*WHAT YOU ARE ASKED TO DO*.
Copy each entry below without any change.

*SUPPLIED ENTRIES*.

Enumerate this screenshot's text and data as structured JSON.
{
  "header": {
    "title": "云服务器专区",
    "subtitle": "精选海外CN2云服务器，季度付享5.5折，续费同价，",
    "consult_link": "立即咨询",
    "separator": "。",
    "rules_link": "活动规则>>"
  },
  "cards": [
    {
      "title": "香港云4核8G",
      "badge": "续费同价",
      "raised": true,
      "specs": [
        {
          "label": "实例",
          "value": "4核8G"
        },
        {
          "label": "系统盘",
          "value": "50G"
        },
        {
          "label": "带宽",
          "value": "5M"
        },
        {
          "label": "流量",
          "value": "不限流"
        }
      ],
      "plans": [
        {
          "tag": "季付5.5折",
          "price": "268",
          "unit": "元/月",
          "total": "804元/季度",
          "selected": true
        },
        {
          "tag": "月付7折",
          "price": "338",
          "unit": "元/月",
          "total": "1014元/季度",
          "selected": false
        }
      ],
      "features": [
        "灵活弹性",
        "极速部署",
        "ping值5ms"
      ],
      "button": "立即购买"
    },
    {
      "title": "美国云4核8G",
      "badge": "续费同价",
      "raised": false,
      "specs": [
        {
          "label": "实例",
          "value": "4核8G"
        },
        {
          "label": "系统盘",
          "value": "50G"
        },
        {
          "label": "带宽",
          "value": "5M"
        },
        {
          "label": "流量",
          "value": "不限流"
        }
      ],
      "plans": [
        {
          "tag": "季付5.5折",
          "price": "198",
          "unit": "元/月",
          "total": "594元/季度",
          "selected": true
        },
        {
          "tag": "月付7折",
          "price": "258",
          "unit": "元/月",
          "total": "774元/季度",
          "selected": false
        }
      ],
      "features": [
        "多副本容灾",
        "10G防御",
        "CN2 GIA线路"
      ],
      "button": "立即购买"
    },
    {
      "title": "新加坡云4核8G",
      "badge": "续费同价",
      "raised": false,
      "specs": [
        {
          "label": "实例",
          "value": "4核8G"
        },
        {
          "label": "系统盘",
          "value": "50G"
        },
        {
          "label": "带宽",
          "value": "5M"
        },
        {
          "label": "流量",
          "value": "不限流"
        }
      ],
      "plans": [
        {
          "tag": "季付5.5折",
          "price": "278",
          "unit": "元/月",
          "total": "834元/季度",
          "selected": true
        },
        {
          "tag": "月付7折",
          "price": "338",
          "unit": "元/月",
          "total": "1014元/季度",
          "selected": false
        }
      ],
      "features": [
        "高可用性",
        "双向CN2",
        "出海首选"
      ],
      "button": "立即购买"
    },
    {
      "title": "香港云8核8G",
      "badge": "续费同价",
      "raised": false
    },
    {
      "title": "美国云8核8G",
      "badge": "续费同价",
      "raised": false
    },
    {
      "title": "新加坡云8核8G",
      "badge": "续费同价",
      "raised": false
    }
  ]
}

*SOLVED EXERCISE*.
Enumerate this screenshot's text and data as structured JSON.
{
  "header": {
    "title": "云服务器专区",
    "subtitle": "精选海外CN2云服务器，季度付享5.5折，续费同价，",
    "consult_link": "立即咨询",
    "separator": "。",
    "rules_link": "活动规则>>"
  },
  "cards": [
    {
      "title": "香港云4核8G",
      "badge": "续费同价",
      "raised": true,
      "specs": [
        {
          "label": "实例",
          "value": "4核8G"
        },
        {
          "label": "系统盘",
          "value": "50G"
        },
        {
          "label": "带宽",
          "value": "5M"
        },
        {
          "label": "流量",
          "value": "不限流"
        }
      ],
      "plans": [
        {
          "tag": "季付5.5折",
          "price": "268",
          "unit": "元/月",
          "total": "804元/季度",
          "selected": true
        },
        {
          "tag": "月付7折",
          "price": "338",
          "unit": "元/月",
          "total": "1014元/季度",
          "selected": false
        }
      ],
      "features": [
        "灵活弹性",
        "极速部署",
        "ping值5ms"
      ],
      "button": "立即购买"
    },
    {
      "title": "美国云4核8G",
      "badge": "续费同价",
      "raised": false,
      "specs": [
        {
          "label": "实例",
          "value": "4核8G"
        },
        {
          "label": "系统盘",
          "value": "50G"
        },
        {
          "label": "带宽",
          "value": "5M"
        },
        {
          "label": "流量",
          "value": "不限流"
        }
      ],
      "plans": [
        {
          "tag": "季付5.5折",
          "price": "198",
          "unit": "元/月",
          "total": "594元/季度",
          "selected": true
        },
        {
          "tag": "月付7折",
          "price": "258",
          "unit": "元/月",
          "total": "774元/季度",
          "selected": false
        }
      ],
      "features": [
        "多副本容灾",
        "10G防御",
        "CN2 GIA线路"
      ],
      "button": "立即购买"
    },
    {
      "title": "新加坡云4核8G",
      "badge": "续费同价",
      "raised": false,
      "specs": [
        {
          "label": "实例",
          "value": "4核8G"
        },
        {
          "label": "系统盘",
          "value": "50G"
        },
        {
          "label": "带宽",
          "value": "5M"
        },
        {
          "label": "流量",
          "value": "不限流"
        }
      ],
      "plans": [
        {
          "tag": "季付5.5折",
          "price": "278",
          "unit": "元/月",
          "total": "834元/季度",
          "selected": true
        },
        {
          "tag": "月付7折",
          "price": "338",
          "unit": "元/月",
          "total": "1014元/季度",
          "selected": false
        }
      ],
      "features": [
        "高可用性",
        "双向CN2",
        "出海首选"
      ],
      "button": "立即购买"
    },
    {
      "title": "香港云8核8G",
      "badge": "续费同价",
      "raised": false
    },
    {
      "title": "美国云8核8G",
      "badge": "续费同价",
      "raised": false
    },
    {
      "title": "新加坡云8核8G",
      "badge": "续费同价",
      "raised": false
    }
  ]
}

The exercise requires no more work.